They would throw mandarin oranges into the sea, making a wish for an eligible husband. Like their peers in history, the young men would be carefully observing from a distance. After all, it was a once-a-year parade of the fairest in the land.
These days, young men and women no longer need the delicate maneuvers of secret admiration, furtive selection and the service of matchmakers. They are more likely to boldly go forward on their own, holding hands beneath the light of the moon, probably after meeting online.
Thankfully, the fireworks, elaborate lanterns and glutinous rice balls have all survived the test of time, just like the dragon and lion dances, especially in the southern parts of China.
In Southwestern China, certain ethnic communities in the Sichuan-Yunnan plateau mark the occasion not with lanterns but with more primitive torches, and dancing and singing around the campfire. They, too, take the opportunity to pair up at these gatherings, thus reinforcing its reputation as a lovers' festival.
But, in many overseas Chinese communities, the end of the Lunar New Year celebrations is still marked with elaborate lantern exhibitions. Huge lanterns are crafted and often mechanized so the inner shades turn like a carousel.
These elaborate contraptions have the charming name of "lanterns of galloping horses", zoumadeng, because of their rapid spinning generated by the heat of the candles inside.
Other lanterns, delicately painted with calligraphy, peonies and chrysanthemums, are inspired by the regal lights of the imperial palaces.
Many world records have been broken with sheer size and ingenuity.
This is also the last day for temple fairs, where artisans and artists show off their skills and products. For a fortnight, they have sold traditional snacks and drinks, showed off their acrobatic and singing skills and sold balloons, toys and sweets to indulgent parents.

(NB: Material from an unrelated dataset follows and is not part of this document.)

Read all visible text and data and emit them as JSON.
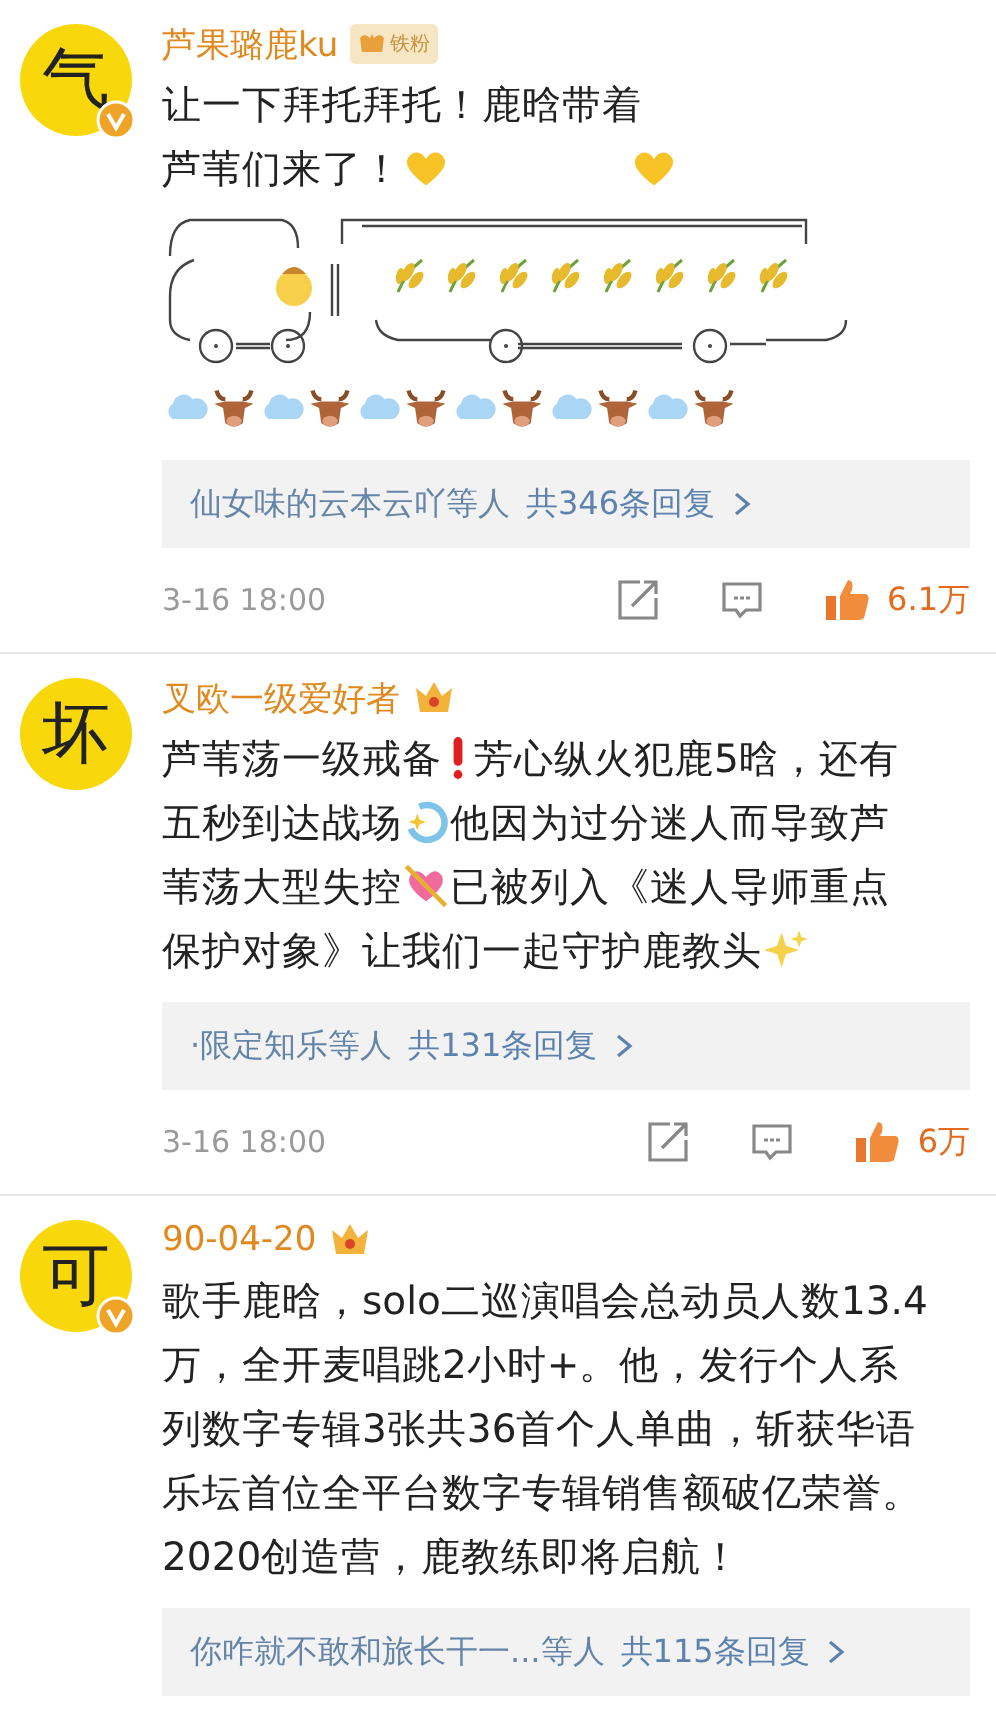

Once the holidays end, their audiences will go back to work.
But wherever you are, in China or abroad, there is something you must do on this day - eat yuanxiao.
These sweet sticky balls are made with glutinous rice flour and normally would be filled with peanuts, red bean paste, black sesame paste or just plain crushed rock sugar.
They represent the completeness of life, the sweetness of living.
In the frugal north, the filled rice balls are cooked in just water, but southerners prefer their yuanxiao boiled and served in flavored sweet soups, spiced with ginger maybe, or a hint of cinnamon.
Traditions do evolve, with distance
Growing up in Singapore, handling a bowl of hot soup on a warm humid night was not a favored option. For that reason, my grandmother often served yuanxiao on its own, rolled in crushed peanuts or sweetened coconut flakes, taking on the tropical flavors of our equatorial home. Here is her recipe for you to try.
Yuanxiao Sweet glutinous rice balls
500g glutinous rice flour
1 cup warm water
1 cup salted peanuts, chopped
1 cup brown sugar
1 cup desiccated coconut, sweetened
Place glutinous rice flour in a mixing bowl and slowly add water till it forms a pliable dough. It should hold together and not break apart. If you like, you can divide the dough into portions and tint with food coloring. Mix together crushed peanuts and brown sugar.
Take a piece of dough and form into a circle, adding a spoonful of peanut mixture in the center. Close the circle and roll into a ball, making sure the filling is tightly enclosed.
Drop into boiling water to cook. When the little balls float, they are ready.
Roll the balls in the remaining peanut-sugar mixture, or roll in the desiccated coconut. Serve with Chinese tea. If you prefer the sweet soup version, prepare the syrup in a separate pot.
Fill a saucepan with water and add a piece of peeled ginger, lightly crushed. Add enough rock sugar to sweeten to your taste. Keep the sweet soup simmering. Once the yuanxiao are cooked, place a few into a bowl and ladle over the sweet soup. Serve immediately.